January 17, 2007


The real healing begins for mother of Iris Chang (L.A. Chung, 1/17/07, San Jose Mercury)

Perhaps it is fate that makes 2007 different. Perhaps it is will. When her daughter, the shining, driven luminary Iris Chang, committed suicide in November 2004, Ying-Ying Chang plunged into a dark chasm of unrelenting grief. [...]

But in 2007, Ying-Ying Chang has emerged into the sunlight, into a confluence of events that have manifested Iris' spirit everywhere.

A new documentary, ``Nanking,'' initiated by AOL Vice Chairman Ted Leonsis, makes its world premiere at the Sundance Film Festival this week. [...]

Leonsis, an AOL executive and owner of the Washington Capitals hockey team, was inexplicably drawn to Chang's obituary buried deep inside the New York Times. Hungry for something to read aboard his yacht, Leonsis had bought 45 days' worth of outdated papers during a shore visit in the Caribbean.

Iris' story and her picture haunted him. When a maid tried to take the papers away, he stopped her, plucked the page from the trash, and looked up everything he could about Iris, John Rabe and the rape of Nanking.

"In Chinese, we think it is something like fate. . . . Some way, something provides that you meet this person, that you are bound to this person, somehow,'' said Ying Ying, who, with her husband, had dinner with Leonsis in Washington last year. "For some reason, he didn't know why, he couldn't forget about the obituary.''

Leonsis persuaded Oscar-winning filmmaker Bill Guttentag, who teaches at Stanford, to tell the story of Rabe and the dozen or so Westerners who risked their lives to create a safety zone to protect 250,000 Chinese.

Posted by Orrin Judd at January 17, 2007 6:58 PM

The book is well worth reading, and Nanjing is well worth visiting.

They had, and possibly still do have, a travelling memorial dedicated to that. You enter and there under dim lights are actors on a dirt stage. One is dressed as a Japanese soldier with bloody bayonet smirking down at the victims, another is a lady laying on her back with blood on her abdomen, and then a small child sitting looking at her in grief.
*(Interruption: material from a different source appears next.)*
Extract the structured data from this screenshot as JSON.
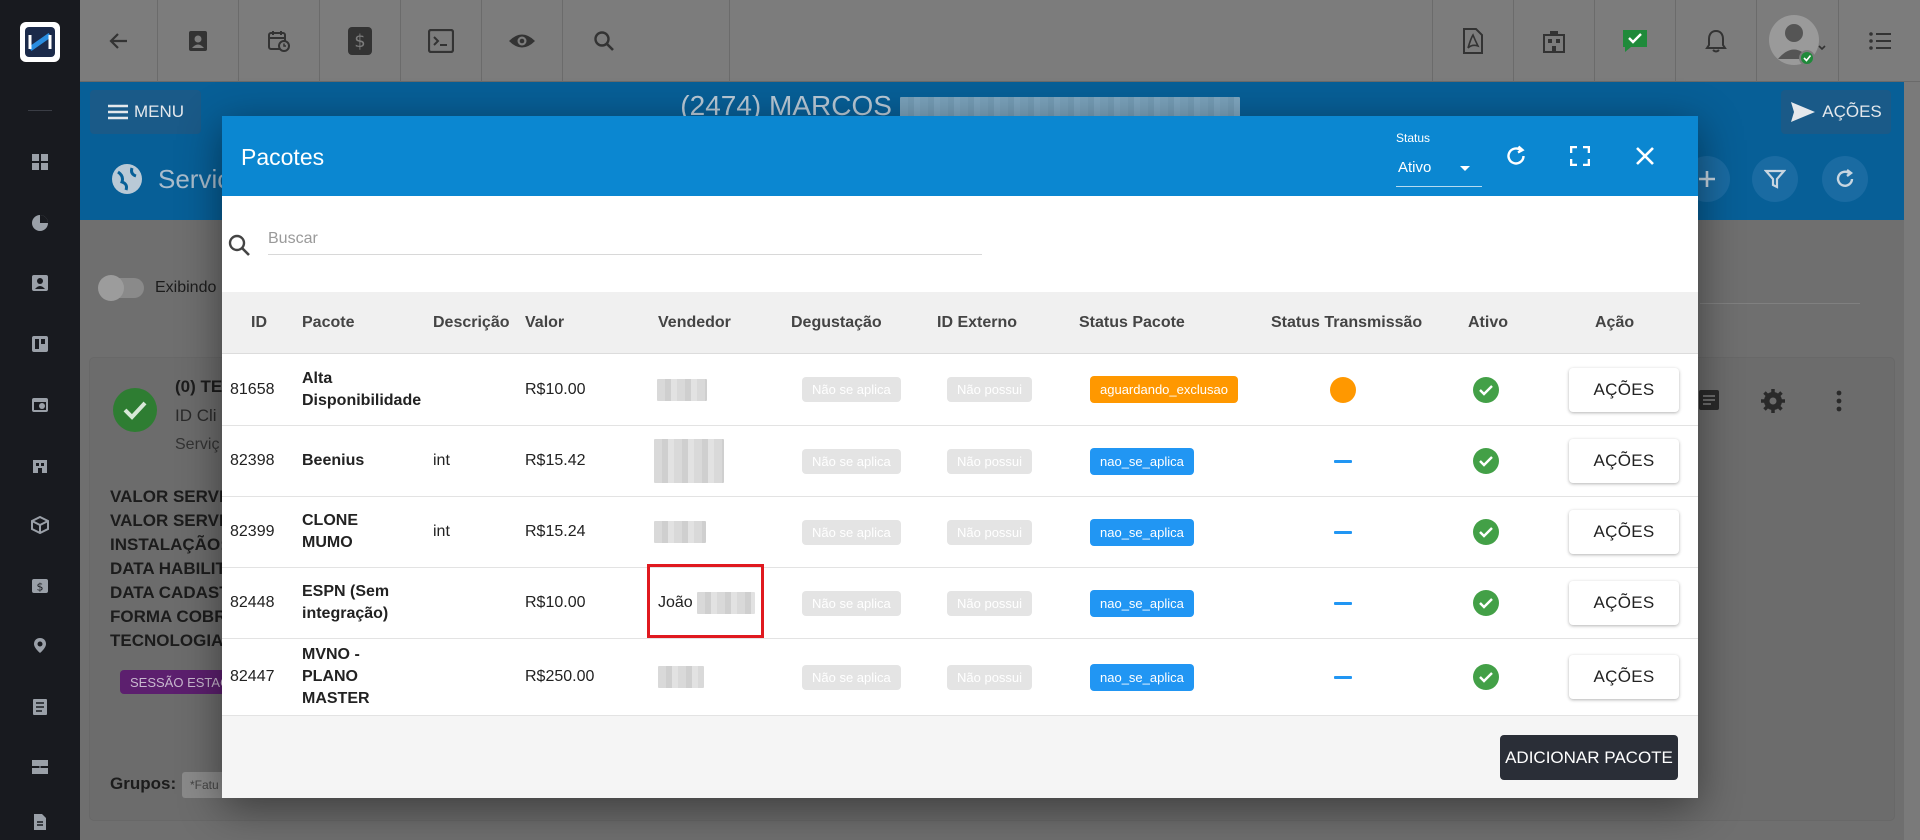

They stay in that position for, I think, 30 minutes at a time, then a short intermission.

Posted by: Tom Wall at January 18, 2007 1:21 AM